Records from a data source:

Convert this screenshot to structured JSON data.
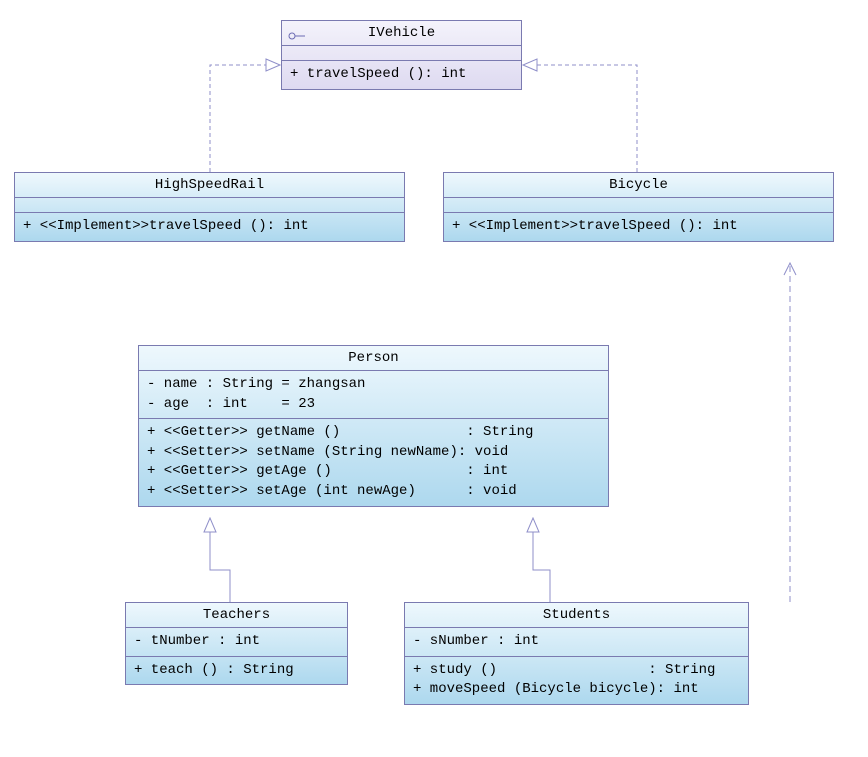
{
  "interface": {
    "name": "IVehicle",
    "method": "+ travelSpeed (): int"
  },
  "highSpeedRail": {
    "name": "HighSpeedRail",
    "method": "+ <<Implement>>travelSpeed (): int"
  },
  "bicycle": {
    "name": "Bicycle",
    "method": "+ <<Implement>>travelSpeed (): int"
  },
  "person": {
    "name": "Person",
    "attr1": "- name : String = zhangsan",
    "attr2": "- age  : int    = 23",
    "m1": "+ <<Getter>> getName ()               : String",
    "m2": "+ <<Setter>> setName (String newName): void",
    "m3": "+ <<Getter>> getAge ()                : int",
    "m4": "+ <<Setter>> setAge (int newAge)      : void"
  },
  "teachers": {
    "name": "Teachers",
    "attr": "- tNumber : int",
    "method": "+ teach () : String"
  },
  "students": {
    "name": "Students",
    "attr": "- sNumber : int",
    "m1": "+ study ()                  : String",
    "m2": "+ moveSpeed (Bicycle bicycle): int"
  }
}
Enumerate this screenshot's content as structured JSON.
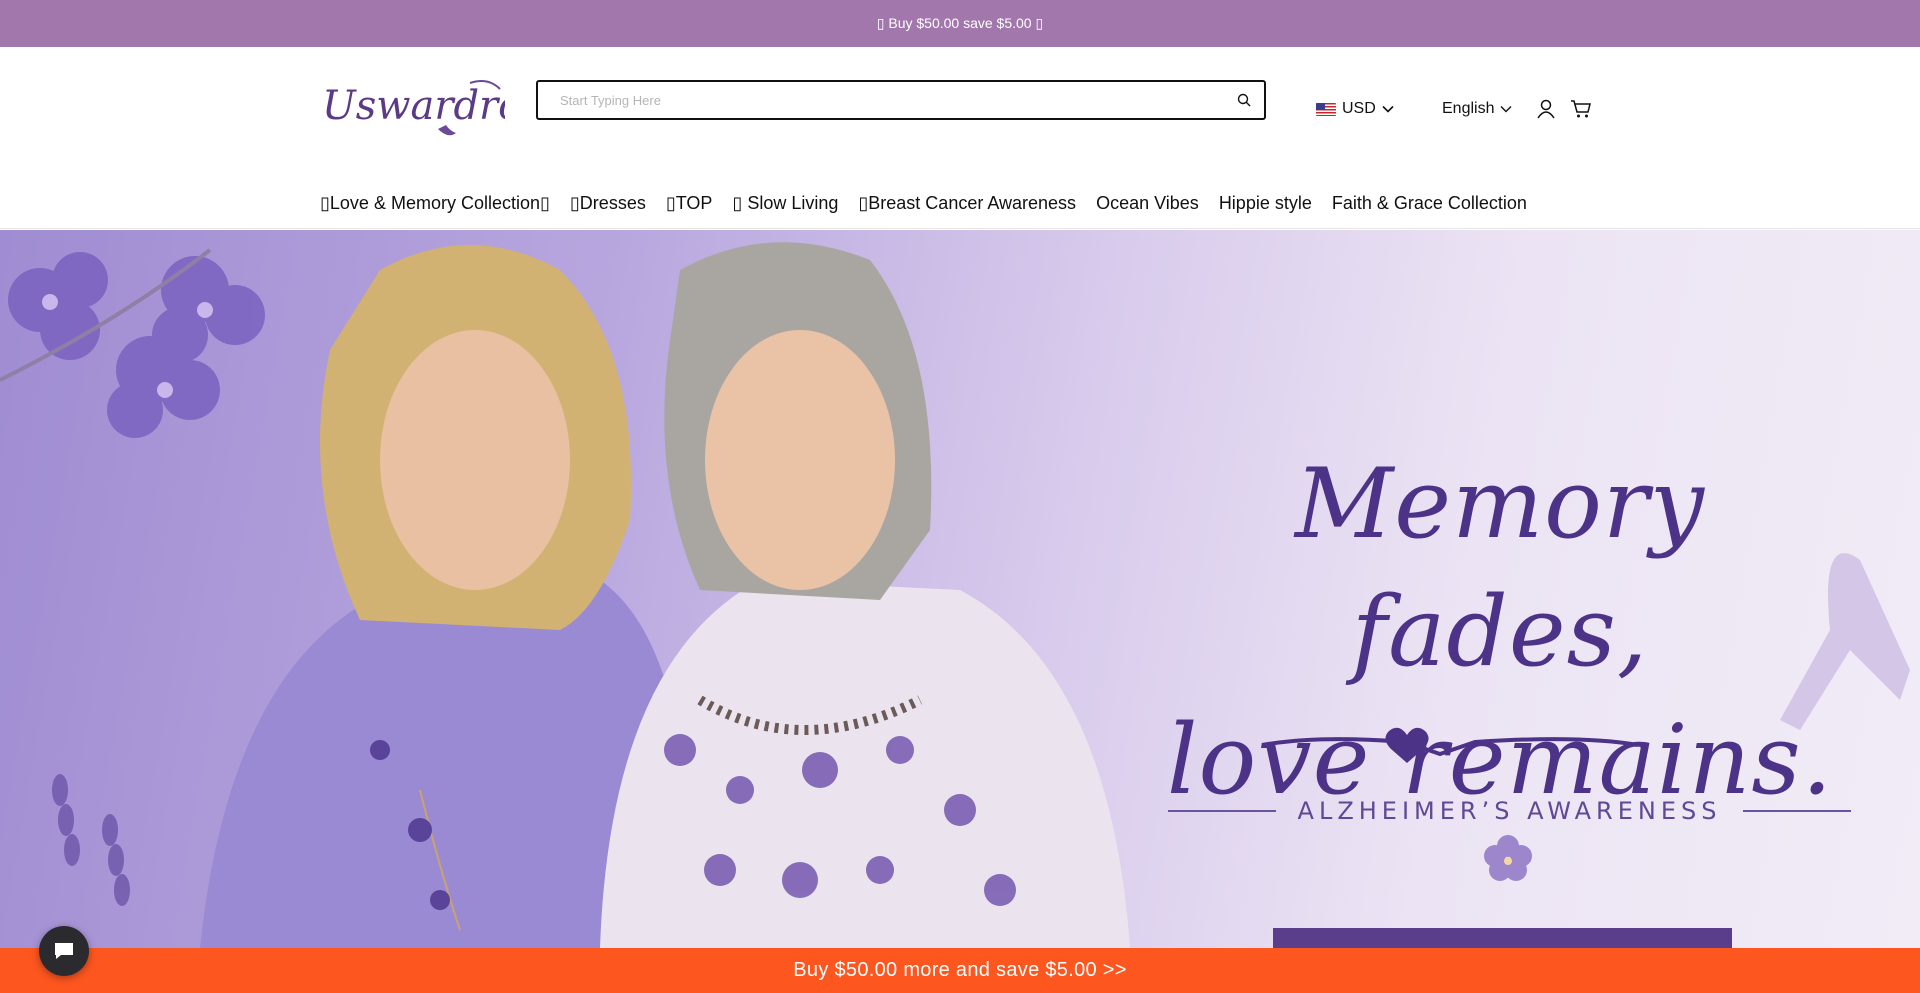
{
  "announcement": {
    "text": "▯ Buy $50.00 save $5.00 ▯"
  },
  "header": {
    "logo_text": "Uswardrobe",
    "search": {
      "placeholder": "Start Typing Here",
      "value": ""
    },
    "currency": {
      "label": "USD",
      "flag": "us-flag-icon"
    },
    "language": {
      "label": "English"
    },
    "icons": {
      "account": "user-icon",
      "cart": "cart-icon",
      "search": "search-icon"
    }
  },
  "nav": {
    "items": [
      {
        "label": "▯Love & Memory Collection▯"
      },
      {
        "label": "▯Dresses"
      },
      {
        "label": "▯TOP"
      },
      {
        "label": "▯ Slow Living"
      },
      {
        "label": "▯Breast Cancer Awareness"
      },
      {
        "label": "Ocean Vibes"
      },
      {
        "label": "Hippie style"
      },
      {
        "label": "Faith & Grace Collection"
      }
    ]
  },
  "hero": {
    "headline_line1": "Memory fades,",
    "headline_line2": "love remains.",
    "subline": "ALZHEIMER’S AWARENESS"
  },
  "promo_bar": {
    "text": "Buy $50.00 more and save $5.00  >>"
  },
  "colors": {
    "announcement_bg": "#a277ac",
    "promo_bg": "#fd561f",
    "hero_text": "#4d3388",
    "chat_bg": "#2b2b2f"
  }
}
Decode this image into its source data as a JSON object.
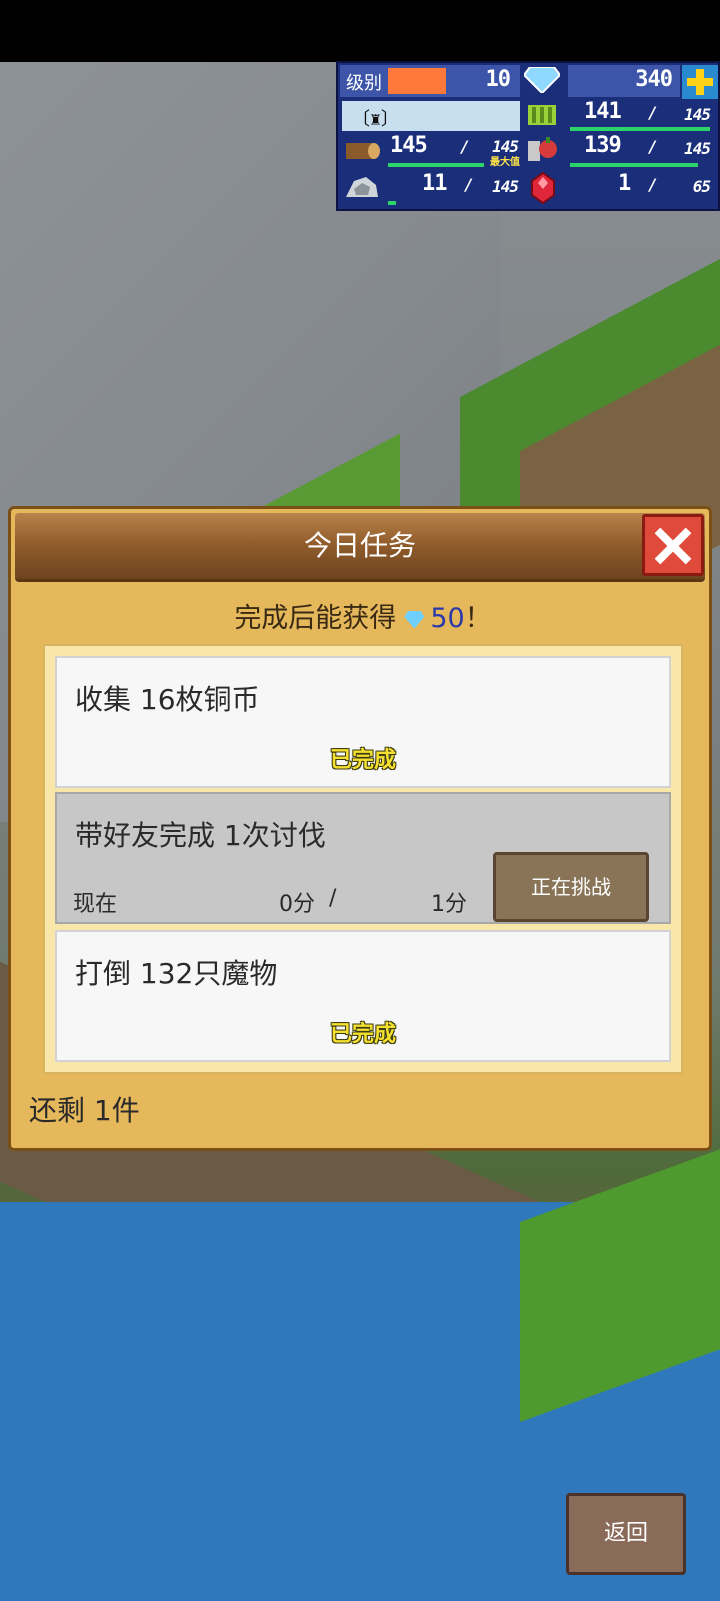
{
  "hud": {
    "level_label": "级别",
    "level_value": "10",
    "gems": "340",
    "rank_label": "〔♜〕",
    "wood_current": "145",
    "wood_max": "145",
    "wood_max_note": "最大值",
    "grass_current": "141",
    "grass_max": "145",
    "food_current": "139",
    "food_max": "145",
    "ore_current": "11",
    "ore_max": "145",
    "ruby_current": "1",
    "ruby_max": "65",
    "separator": "/"
  },
  "dialog": {
    "title": "今日任务",
    "reward_prefix": "完成后能获得",
    "reward_amount": "50",
    "reward_suffix": "！",
    "quests": [
      {
        "title": "收集 16枚铜币",
        "status": "已完成"
      },
      {
        "title": "带好友完成 1次讨伐",
        "now_label": "现在",
        "current": "0分",
        "sep": "/",
        "goal": "1分",
        "button": "正在挑战"
      },
      {
        "title": "打倒 132只魔物",
        "status": "已完成"
      }
    ],
    "remaining": "还剩 1件"
  },
  "back_button": "返回",
  "colors": {
    "accent_gold": "#e6b85c",
    "close_red": "#e04a3a",
    "done_yellow": "#f5e030",
    "hud_blue": "#1a2e7a"
  }
}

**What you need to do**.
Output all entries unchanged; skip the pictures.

**Solution**.
Convert this screenshot to structured JSON data.
{
  "interface": {
    "name": "IVehicle",
    "method": "+ travelSpeed (): int"
  },
  "highSpeedRail": {
    "name": "HighSpeedRail",
    "method": "+ <<Implement>>travelSpeed (): int"
  },
  "bicycle": {
    "name": "Bicycle",
    "method": "+ <<Implement>>travelSpeed (): int"
  },
  "person": {
    "name": "Person",
    "attr1": "- name : String = zhangsan",
    "attr2": "- age  : int    = 23",
    "m1": "+ <<Getter>> getName ()               : String",
    "m2": "+ <<Setter>> setName (String newName): void",
    "m3": "+ <<Getter>> getAge ()                : int",
    "m4": "+ <<Setter>> setAge (int newAge)      : void"
  },
  "teachers": {
    "name": "Teachers",
    "attr": "- tNumber : int",
    "method": "+ teach () : String"
  },
  "students": {
    "name": "Students",
    "attr": "- sNumber : int",
    "m1": "+ study ()                  : String",
    "m2": "+ moveSpeed (Bicycle bicycle): int"
  }
}
Enumerate this screenshot's content as structured JSON.
{
  "announcement": {
    "text": "▯ Buy $50.00 save $5.00 ▯"
  },
  "header": {
    "logo_text": "Uswardrobe",
    "search": {
      "placeholder": "Start Typing Here",
      "value": ""
    },
    "currency": {
      "label": "USD",
      "flag": "us-flag-icon"
    },
    "language": {
      "label": "English"
    },
    "icons": {
      "account": "user-icon",
      "cart": "cart-icon",
      "search": "search-icon"
    }
  },
  "nav": {
    "items": [
      {
        "label": "▯Love & Memory Collection▯"
      },
      {
        "label": "▯Dresses"
      },
      {
        "label": "▯TOP"
      },
      {
        "label": "▯ Slow Living"
      },
      {
        "label": "▯Breast Cancer Awareness"
      },
      {
        "label": "Ocean Vibes"
      },
      {
        "label": "Hippie style"
      },
      {
        "label": "Faith & Grace Collection"
      }
    ]
  },
  "hero": {
    "headline_line1": "Memory fades,",
    "headline_line2": "love remains.",
    "subline": "ALZHEIMER’S AWARENESS"
  },
  "promo_bar": {
    "text": "Buy $50.00 more and save $5.00  >>"
  },
  "colors": {
    "announcement_bg": "#a277ac",
    "promo_bg": "#fd561f",
    "hero_text": "#4d3388",
    "chat_bg": "#2b2b2f"
  }
}
Decode this image into its source data as a JSON object.
{
  "hud": {
    "level_label": "级别",
    "level_value": "10",
    "gems": "340",
    "rank_label": "〔♜〕",
    "wood_current": "145",
    "wood_max": "145",
    "wood_max_note": "最大值",
    "grass_current": "141",
    "grass_max": "145",
    "food_current": "139",
    "food_max": "145",
    "ore_current": "11",
    "ore_max": "145",
    "ruby_current": "1",
    "ruby_max": "65",
    "separator": "/"
  },
  "dialog": {
    "title": "今日任务",
    "reward_prefix": "完成后能获得",
    "reward_amount": "50",
    "reward_suffix": "！",
    "quests": [
      {
        "title": "收集 16枚铜币",
        "status": "已完成"
      },
      {
        "title": "带好友完成 1次讨伐",
        "now_label": "现在",
        "current": "0分",
        "sep": "/",
        "goal": "1分",
        "button": "正在挑战"
      },
      {
        "title": "打倒 132只魔物",
        "status": "已完成"
      }
    ],
    "remaining": "还剩 1件"
  },
  "back_button": "返回",
  "colors": {
    "accent_gold": "#e6b85c",
    "close_red": "#e04a3a",
    "done_yellow": "#f5e030",
    "hud_blue": "#1a2e7a"
  }
}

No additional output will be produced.